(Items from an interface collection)

_ _ _ _ _ _ _

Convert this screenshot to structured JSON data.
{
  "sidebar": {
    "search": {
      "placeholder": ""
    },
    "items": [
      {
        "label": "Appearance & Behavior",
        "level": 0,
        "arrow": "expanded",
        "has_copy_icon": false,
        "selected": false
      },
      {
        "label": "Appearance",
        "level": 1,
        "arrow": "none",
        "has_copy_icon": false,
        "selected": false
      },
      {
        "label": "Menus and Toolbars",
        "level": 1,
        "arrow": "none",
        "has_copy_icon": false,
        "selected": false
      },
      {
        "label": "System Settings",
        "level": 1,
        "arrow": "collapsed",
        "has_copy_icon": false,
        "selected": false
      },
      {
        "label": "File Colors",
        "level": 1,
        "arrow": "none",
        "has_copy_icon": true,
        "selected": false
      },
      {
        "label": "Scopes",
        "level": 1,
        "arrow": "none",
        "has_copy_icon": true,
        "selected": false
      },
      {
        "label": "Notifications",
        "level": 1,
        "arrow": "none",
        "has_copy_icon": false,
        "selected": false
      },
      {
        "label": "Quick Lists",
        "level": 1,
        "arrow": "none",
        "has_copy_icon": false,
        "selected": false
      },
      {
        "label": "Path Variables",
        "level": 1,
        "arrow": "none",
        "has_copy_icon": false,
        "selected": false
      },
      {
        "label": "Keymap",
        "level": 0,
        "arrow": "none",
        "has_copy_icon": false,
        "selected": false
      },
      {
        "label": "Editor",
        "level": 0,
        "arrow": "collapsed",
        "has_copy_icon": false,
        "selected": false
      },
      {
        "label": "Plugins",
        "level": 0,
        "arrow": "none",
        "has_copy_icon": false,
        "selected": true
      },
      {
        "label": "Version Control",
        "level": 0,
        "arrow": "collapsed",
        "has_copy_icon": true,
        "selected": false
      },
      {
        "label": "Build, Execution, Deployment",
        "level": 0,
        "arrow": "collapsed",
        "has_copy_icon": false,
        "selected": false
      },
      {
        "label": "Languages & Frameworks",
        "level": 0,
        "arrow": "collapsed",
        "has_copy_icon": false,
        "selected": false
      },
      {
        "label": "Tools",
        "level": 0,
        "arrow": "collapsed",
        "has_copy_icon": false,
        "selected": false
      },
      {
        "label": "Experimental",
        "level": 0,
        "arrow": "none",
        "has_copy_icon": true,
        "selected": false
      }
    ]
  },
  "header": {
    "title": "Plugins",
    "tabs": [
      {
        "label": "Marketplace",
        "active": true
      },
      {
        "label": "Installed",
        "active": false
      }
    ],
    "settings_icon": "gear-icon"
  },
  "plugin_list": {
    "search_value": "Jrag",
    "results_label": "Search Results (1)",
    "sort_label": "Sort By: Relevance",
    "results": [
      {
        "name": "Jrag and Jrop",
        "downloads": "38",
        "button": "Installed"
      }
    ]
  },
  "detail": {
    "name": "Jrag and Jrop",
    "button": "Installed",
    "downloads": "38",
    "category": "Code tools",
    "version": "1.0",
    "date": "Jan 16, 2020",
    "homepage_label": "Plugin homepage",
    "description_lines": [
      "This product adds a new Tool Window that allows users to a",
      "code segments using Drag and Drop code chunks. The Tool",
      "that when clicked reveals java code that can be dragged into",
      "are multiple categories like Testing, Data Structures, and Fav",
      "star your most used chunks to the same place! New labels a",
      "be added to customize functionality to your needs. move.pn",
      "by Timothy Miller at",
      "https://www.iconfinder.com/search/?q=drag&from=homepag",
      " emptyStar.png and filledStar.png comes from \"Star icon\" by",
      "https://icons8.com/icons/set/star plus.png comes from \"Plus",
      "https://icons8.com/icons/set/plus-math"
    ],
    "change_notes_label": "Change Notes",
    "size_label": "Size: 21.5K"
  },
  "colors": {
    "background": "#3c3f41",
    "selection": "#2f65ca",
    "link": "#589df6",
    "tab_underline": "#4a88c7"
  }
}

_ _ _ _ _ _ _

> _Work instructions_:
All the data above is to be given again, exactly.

> _Output of the task_:
Convert this screenshot to structured JSON data.
{
  "sidebar": {
    "search": {
      "placeholder": ""
    },
    "items": [
      {
        "label": "Appearance & Behavior",
        "level": 0,
        "arrow": "expanded",
        "has_copy_icon": false,
        "selected": false
      },
      {
        "label": "Appearance",
        "level": 1,
        "arrow": "none",
        "has_copy_icon": false,
        "selected": false
      },
      {
        "label": "Menus and Toolbars",
        "level": 1,
        "arrow": "none",
        "has_copy_icon": false,
        "selected": false
      },
      {
        "label": "System Settings",
        "level": 1,
        "arrow": "collapsed",
        "has_copy_icon": false,
        "selected": false
      },
      {
        "label": "File Colors",
        "level": 1,
        "arrow": "none",
        "has_copy_icon": true,
        "selected": false
      },
      {
        "label": "Scopes",
        "level": 1,
        "arrow": "none",
        "has_copy_icon": true,
        "selected": false
      },
      {
        "label": "Notifications",
        "level": 1,
        "arrow": "none",
        "has_copy_icon": false,
        "selected": false
      },
      {
        "label": "Quick Lists",
        "level": 1,
        "arrow": "none",
        "has_copy_icon": false,
        "selected": false
      },
      {
        "label": "Path Variables",
        "level": 1,
        "arrow": "none",
        "has_copy_icon": false,
        "selected": false
      },
      {
        "label": "Keymap",
        "level": 0,
        "arrow": "none",
        "has_copy_icon": false,
        "selected": false
      },
      {
        "label": "Editor",
        "level": 0,
        "arrow": "collapsed",
        "has_copy_icon": false,
        "selected": false
      },
      {
        "label": "Plugins",
        "level": 0,
        "arrow": "none",
        "has_copy_icon": false,
        "selected": true
      },
      {
        "label": "Version Control",
        "level": 0,
        "arrow": "collapsed",
        "has_copy_icon": true,
        "selected": false
      },
      {
        "label": "Build, Execution, Deployment",
        "level": 0,
        "arrow": "collapsed",
        "has_copy_icon": false,
        "selected": false
      },
      {
        "label": "Languages & Frameworks",
        "level": 0,
        "arrow": "collapsed",
        "has_copy_icon": false,
        "selected": false
      },
      {
        "label": "Tools",
        "level": 0,
        "arrow": "collapsed",
        "has_copy_icon": false,
        "selected": false
      },
      {
        "label": "Experimental",
        "level": 0,
        "arrow": "none",
        "has_copy_icon": true,
        "selected": false
      }
    ]
  },
  "header": {
    "title": "Plugins",
    "tabs": [
      {
        "label": "Marketplace",
        "active": true
      },
      {
        "label": "Installed",
        "active": false
      }
    ],
    "settings_icon": "gear-icon"
  },
  "plugin_list": {
    "search_value": "Jrag",
    "results_label": "Search Results (1)",
    "sort_label": "Sort By: Relevance",
    "results": [
      {
        "name": "Jrag and Jrop",
        "downloads": "38",
        "button": "Installed"
      }
    ]
  },
  "detail": {
    "name": "Jrag and Jrop",
    "button": "Installed",
    "downloads": "38",
    "category": "Code tools",
    "version": "1.0",
    "date": "Jan 16, 2020",
    "homepage_label": "Plugin homepage",
    "description_lines": [
      "This product adds a new Tool Window that allows users to a",
      "code segments using Drag and Drop code chunks. The Tool",
      "that when clicked reveals java code that can be dragged into",
      "are multiple categories like Testing, Data Structures, and Fav",
      "star your most used chunks to the same place! New labels a",
      "be added to customize functionality to your needs. move.pn",
      "by Timothy Miller at",
      "https://www.iconfinder.com/search/?q=drag&from=homepag",
      " emptyStar.png and filledStar.png comes from \"Star icon\" by",
      "https://icons8.com/icons/set/star plus.png comes from \"Plus",
      "https://icons8.com/icons/set/plus-math"
    ],
    "change_notes_label": "Change Notes",
    "size_label": "Size: 21.5K"
  },
  "colors": {
    "background": "#3c3f41",
    "selection": "#2f65ca",
    "link": "#589df6",
    "tab_underline": "#4a88c7"
  }
}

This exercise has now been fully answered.